### Material provided
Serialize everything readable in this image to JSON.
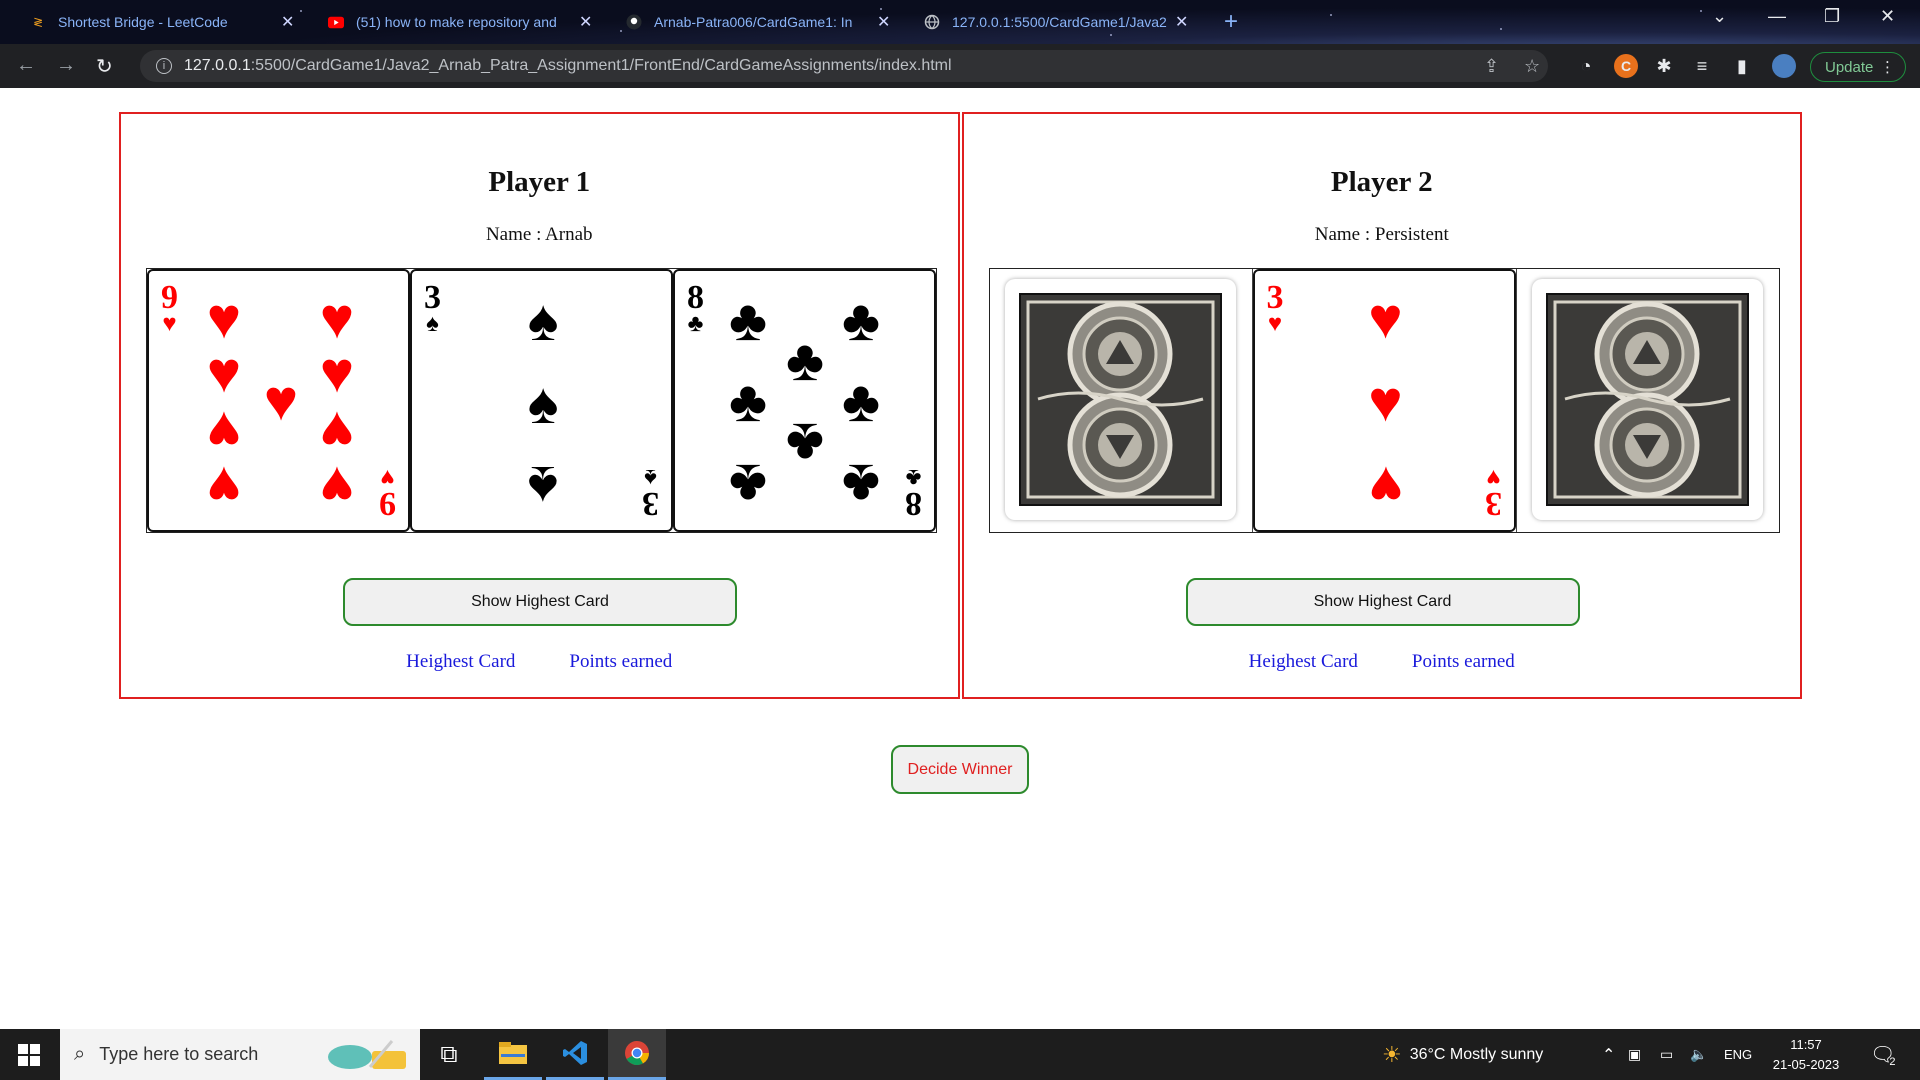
{
  "browser": {
    "tabs": [
      {
        "title": "Shortest Bridge - LeetCode",
        "icon": "leetcode-icon"
      },
      {
        "title": "(51) how to make repository and",
        "icon": "youtube-icon"
      },
      {
        "title": "Arnab-Patra006/CardGame1: In",
        "icon": "github-icon"
      },
      {
        "title": "127.0.0.1:5500/CardGame1/Java2",
        "icon": "globe-icon"
      }
    ],
    "url_host": "127.0.0.1",
    "url_rest": ":5500/CardGame1/Java2_Arnab_Patra_Assignment1/FrontEnd/CardGameAssignments/index.html",
    "update_label": "Update"
  },
  "players": [
    {
      "title": "Player 1",
      "name_text": "Name : Arnab",
      "cards": [
        {
          "rank": "9",
          "suit": "♥",
          "color": "red",
          "face_down": false
        },
        {
          "rank": "3",
          "suit": "♠",
          "color": "black",
          "face_down": false
        },
        {
          "rank": "8",
          "suit": "♣",
          "color": "black",
          "face_down": false
        }
      ],
      "show_button": "Show Highest Card",
      "highest_label": "Heighest Card",
      "points_label": "Points earned"
    },
    {
      "title": "Player 2",
      "name_text": "Name : Persistent",
      "cards": [
        {
          "face_down": true
        },
        {
          "rank": "3",
          "suit": "♥",
          "color": "red",
          "face_down": false
        },
        {
          "face_down": true
        }
      ],
      "show_button": "Show Highest Card",
      "highest_label": "Heighest Card",
      "points_label": "Points earned"
    }
  ],
  "decide_button": "Decide Winner",
  "taskbar": {
    "search_placeholder": "Type here to search",
    "weather": "36°C  Mostly sunny",
    "language": "ENG",
    "time": "11:57",
    "date": "21-05-2023",
    "notification_count": "2"
  }
}
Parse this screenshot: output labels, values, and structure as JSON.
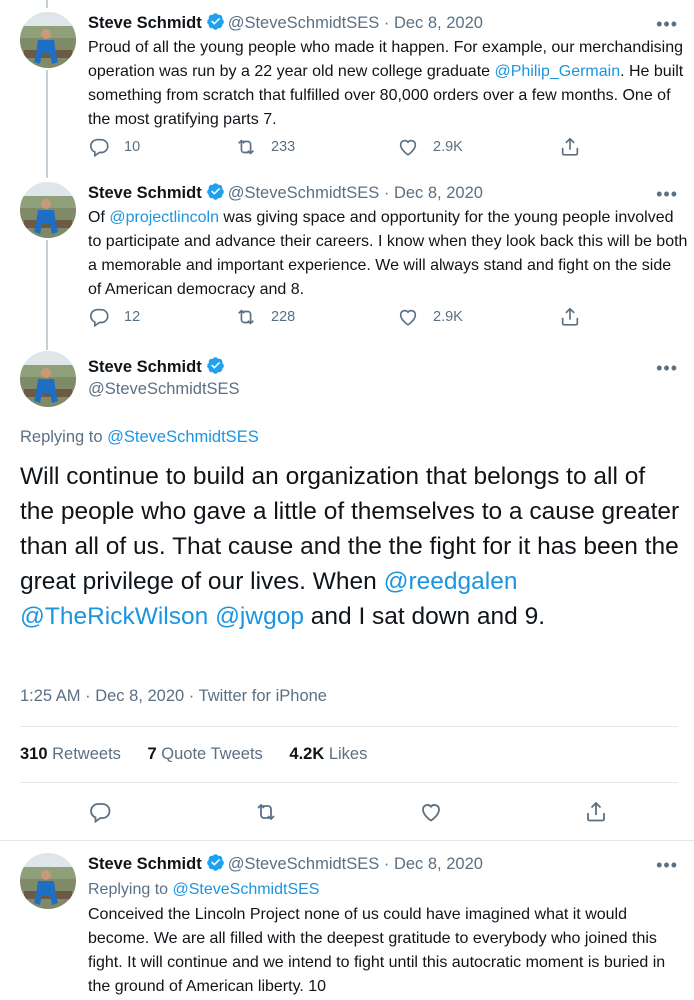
{
  "colors": {
    "link": "#1b95e0",
    "muted": "#5b7083",
    "verified": "#1da1f2",
    "thread_line": "#c4cfd6"
  },
  "tweets": [
    {
      "name": "Steve Schmidt",
      "handle": "@SteveSchmidtSES",
      "date": "Dec 8, 2020",
      "more": "•••",
      "text_parts": [
        "Proud of all the young people who made it happen. For example, our merchandising operation was run by a 22 year old new college graduate ",
        "@Philip_Germain",
        ".  He built something from scratch that fulfilled over 80,000 orders over a few months.  One of the most gratifying parts 7."
      ],
      "replies": "10",
      "retweets": "233",
      "likes": "2.9K"
    },
    {
      "name": "Steve Schmidt",
      "handle": "@SteveSchmidtSES",
      "date": "Dec 8, 2020",
      "more": "•••",
      "text_parts": [
        "Of ",
        "@projectlincoln",
        " was giving space and opportunity for the young people involved to participate and advance their careers.  I know when they look back this will be both a memorable and important experience. We will always stand and fight on the side of American democracy and 8."
      ],
      "replies": "12",
      "retweets": "228",
      "likes": "2.9K"
    }
  ],
  "main": {
    "name": "Steve Schmidt",
    "handle": "@SteveSchmidtSES",
    "more": "•••",
    "replying_label": "Replying to ",
    "replying_handle": "@SteveSchmidtSES",
    "text_a": "Will continue to build an organization that belongs to all of the people who gave a little of themselves to a cause greater than all of us. That cause and the the fight for it has been the great privilege of our lives. When ",
    "mention1": "@reedgalen",
    "mention2": "@TheRickWilson",
    "mention3": "@jwgop",
    "text_b": " and I sat down and 9.",
    "time": "1:25 AM",
    "date": "Dec 8, 2020",
    "source": "Twitter for iPhone",
    "retweets_count": "310",
    "retweets_label": "Retweets",
    "quotes_count": "7",
    "quotes_label": "Quote Tweets",
    "likes_count": "4.2K",
    "likes_label": "Likes"
  },
  "reply": {
    "name": "Steve Schmidt",
    "handle": "@SteveSchmidtSES",
    "date": "Dec 8, 2020",
    "more": "•••",
    "replying_label": "Replying to ",
    "replying_handle": "@SteveSchmidtSES",
    "text": "Conceived the Lincoln Project none of us could have imagined what it would become. We are all filled with the deepest gratitude to everybody who joined this fight. It will continue and we intend to fight until this autocratic moment is buried in the ground of American liberty. 10"
  },
  "separator": " · "
}
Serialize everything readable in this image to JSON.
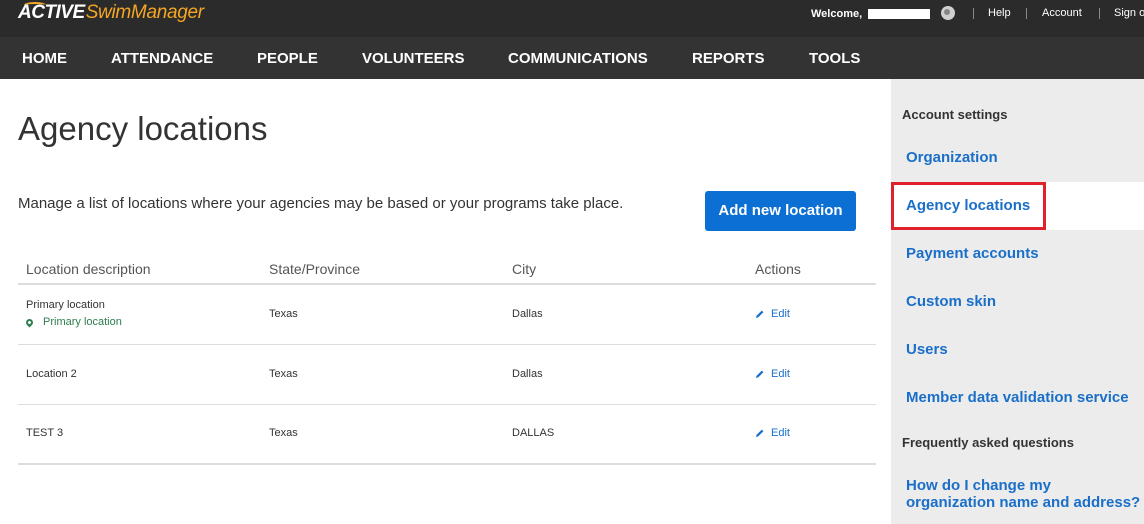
{
  "header": {
    "logo_active": "ACTIVE",
    "logo_product": "SwimManager",
    "welcome": "Welcome,",
    "links": [
      "Help",
      "Account",
      "Sign o"
    ]
  },
  "nav": {
    "items": [
      "HOME",
      "ATTENDANCE",
      "PEOPLE",
      "VOLUNTEERS",
      "COMMUNICATIONS",
      "REPORTS",
      "TOOLS"
    ]
  },
  "main": {
    "title": "Agency locations",
    "description": "Manage a list of locations where your agencies may be based or your programs take place.",
    "add_button": "Add new location",
    "table": {
      "headers": [
        "Location description",
        "State/Province",
        "City",
        "Actions"
      ],
      "rows": [
        {
          "description": "Primary location",
          "tag": "Primary location",
          "state": "Texas",
          "city": "Dallas",
          "action": "Edit"
        },
        {
          "description": "Location 2",
          "state": "Texas",
          "city": "Dallas",
          "action": "Edit"
        },
        {
          "description": "TEST 3",
          "state": "Texas",
          "city": "DALLAS",
          "action": "Edit"
        }
      ]
    }
  },
  "sidebar": {
    "heading": "Account settings",
    "items": [
      "Organization",
      "Agency locations",
      "Payment accounts",
      "Custom skin",
      "Users",
      "Member data validation service"
    ],
    "active_item": "Agency locations",
    "faq_heading": "Frequently asked questions",
    "faq_link": "How do I change my organization name and address?"
  },
  "colors": {
    "accent": "#0b6fd3",
    "link": "#1a6fc9",
    "highlight": "#e0202a",
    "primary_tag": "#2e7d4f"
  }
}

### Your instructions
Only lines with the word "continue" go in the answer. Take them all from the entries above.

### Answer to this exercise
    "text_a": "Will continue to build an organization that belongs to all of the people who gave a little of themselves to a cause greater than all of us. That cause and the the fight for it has been the great privilege of our lives. When ",
    "text": "Conceived the Lincoln Project none of us could have imagined what it would become. We are all filled with the deepest gratitude to everybody who joined this fight. It will continue and we intend to fight until this autocratic moment is buried in the ground of American liberty. 10"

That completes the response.